Dwayne, born March 3, 1979 in Lafayette, Louisiana, was the last of eight children. Dwayne attributes his musical ablilities to his father, Rockin’ Dopise, Sr., a pioneer of Zydeco music. As a small child, Dwayne was interested in the washboard, but quickly realized he had incredible talent with an accordion. He has played the accordion since age seven and states, ‘This is my calling – Zydeco music is in my blood and it is my heart and soul.’ As a tribute to his late father, the most influential person in his life, Dwayne plans to record an album of his Dad’s greatest Zydeco hits.

Dwayne Dopsie holds his accordion in front of an outdoor stage.

Dwayne Dopsie raised Zydeco hell in San Antonio, Texas Saturday at the Arneson River Theater at La Villita.

Like Tsuumi Sound System, Dwayne Dopsie is another artist I saw at International Accordion Festival. The group had an intense energy that got the crowd to their feet. The theater was crowded and the efforts of two police officers to keep a walkway clear turned fruitless when Dopsie and his wickedly talented washboard player Paul Lafleur came into the audience to close out their set with a dance off. Everybody but the police was smiling and enjoyed this little bit of Louisiana hellraising in downtown San Antonio, Texas.

Is writing good for your health? Rachel Grate of Arts.Mic has compiled a collection of science that seems to support this idea.

No matter the quality of your prose, the act of writing itself leads to strong physical and mental health benefits, like long-term improvements in mood, stress levels and depressive symptoms. In a 2005 study on the emotional and physical health benefits of expressive writing, researchers found that just 15 to 20 minutes of writing three to five times over the course of the four-month study was enough to make a difference.

By writing about traumatic, stressful or emotional events, participants were significantly more likely to have fewer illnesses and be less affected by trauma. Participants ultimately spent less time in the hospital, enjoyed lower blood pressure and had better liver functionality than their counterparts.

It turns out writing can make physical wounds heal faster as well. In 2013, New Zealand researchers monitored the recovery of wounds from medically necessary biopsies on 49 healthy adults. The adults wrote about their thoughts and feelings for just 20 minutes, three days in a row, two weeks before the biopsy. Eleven days later, 76% of the group that wrote had fully healed. Fifty-eight percent of the control group had not recovered. The study concluded that writing about distressing events helped participants make sense of the events and reduce distress.

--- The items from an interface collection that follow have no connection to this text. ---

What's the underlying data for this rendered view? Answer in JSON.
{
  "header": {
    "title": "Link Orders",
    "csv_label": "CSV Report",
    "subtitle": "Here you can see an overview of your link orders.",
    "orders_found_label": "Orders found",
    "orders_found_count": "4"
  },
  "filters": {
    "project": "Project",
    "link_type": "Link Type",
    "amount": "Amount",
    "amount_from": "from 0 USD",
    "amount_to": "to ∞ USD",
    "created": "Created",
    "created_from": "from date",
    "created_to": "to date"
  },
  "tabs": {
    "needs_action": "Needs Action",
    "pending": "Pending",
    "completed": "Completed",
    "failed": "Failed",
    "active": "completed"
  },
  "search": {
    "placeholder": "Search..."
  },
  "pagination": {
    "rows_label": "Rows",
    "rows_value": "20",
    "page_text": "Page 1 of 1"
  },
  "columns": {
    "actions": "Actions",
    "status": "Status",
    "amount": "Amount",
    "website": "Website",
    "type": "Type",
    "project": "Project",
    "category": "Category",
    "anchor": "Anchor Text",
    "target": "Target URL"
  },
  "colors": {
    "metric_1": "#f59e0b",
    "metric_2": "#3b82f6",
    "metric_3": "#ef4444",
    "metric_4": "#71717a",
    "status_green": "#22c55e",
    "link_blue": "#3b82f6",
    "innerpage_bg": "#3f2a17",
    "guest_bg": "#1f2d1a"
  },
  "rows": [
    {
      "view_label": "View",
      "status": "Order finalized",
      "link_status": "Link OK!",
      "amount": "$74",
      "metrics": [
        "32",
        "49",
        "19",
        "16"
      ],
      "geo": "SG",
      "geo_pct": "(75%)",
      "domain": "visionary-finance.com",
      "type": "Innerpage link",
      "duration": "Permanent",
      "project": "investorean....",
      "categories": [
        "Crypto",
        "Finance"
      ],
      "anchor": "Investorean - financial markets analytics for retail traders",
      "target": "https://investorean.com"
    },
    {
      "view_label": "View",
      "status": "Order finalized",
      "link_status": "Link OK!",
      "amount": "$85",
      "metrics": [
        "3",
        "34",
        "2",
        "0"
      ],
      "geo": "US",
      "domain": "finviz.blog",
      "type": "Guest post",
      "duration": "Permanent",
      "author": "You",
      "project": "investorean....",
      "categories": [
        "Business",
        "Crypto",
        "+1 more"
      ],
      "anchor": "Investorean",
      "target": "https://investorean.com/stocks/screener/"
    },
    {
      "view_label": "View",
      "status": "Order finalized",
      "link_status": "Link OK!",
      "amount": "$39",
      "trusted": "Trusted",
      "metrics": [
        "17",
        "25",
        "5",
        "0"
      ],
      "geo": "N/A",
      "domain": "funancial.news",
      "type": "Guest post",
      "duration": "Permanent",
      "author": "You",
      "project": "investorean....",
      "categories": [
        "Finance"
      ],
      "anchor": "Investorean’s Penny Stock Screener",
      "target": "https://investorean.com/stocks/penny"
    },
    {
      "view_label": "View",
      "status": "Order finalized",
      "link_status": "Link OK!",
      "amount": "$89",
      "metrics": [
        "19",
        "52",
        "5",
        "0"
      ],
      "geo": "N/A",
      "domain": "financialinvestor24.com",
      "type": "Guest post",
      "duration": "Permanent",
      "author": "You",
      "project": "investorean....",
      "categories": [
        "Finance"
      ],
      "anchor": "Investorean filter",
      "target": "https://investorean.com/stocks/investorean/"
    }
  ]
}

Even those who suffer from specific diseases can improve their health through writing. Studies have shown that people with asthma who write have fewer attacks than those who don’t; AIDS patients who write have higher T-cell counts. Cancer patients who write have more optimistic perspectives and improved quality of life.

But does writing about the cancerous corruption in America make us more optimistic about our political prospects, too?

Thanks to Rachel Hurley for this link.

Bonus: Radical Librarians are protecting patrons privacy, via Boing Boing

Housekeeping notes:

  • Please review our About Us page if you need a refresher on site rules, and
  • We encourage you to use our flag system — if you see an abusive comment, user or post, please flag it rather than replying. We review every flag and take the best action available to us.
  • If you have questions or concerns about Firedoglake-specific issues, please limit their discussion to Watercooler posts rather than starting new posts or making off-topic comments in others. But remember,
  • Firedoglake editors and staff are not allowed to comment on any moderation decisions.

The Watercooler is an open conversation. Ask questions, share links and your thoughts.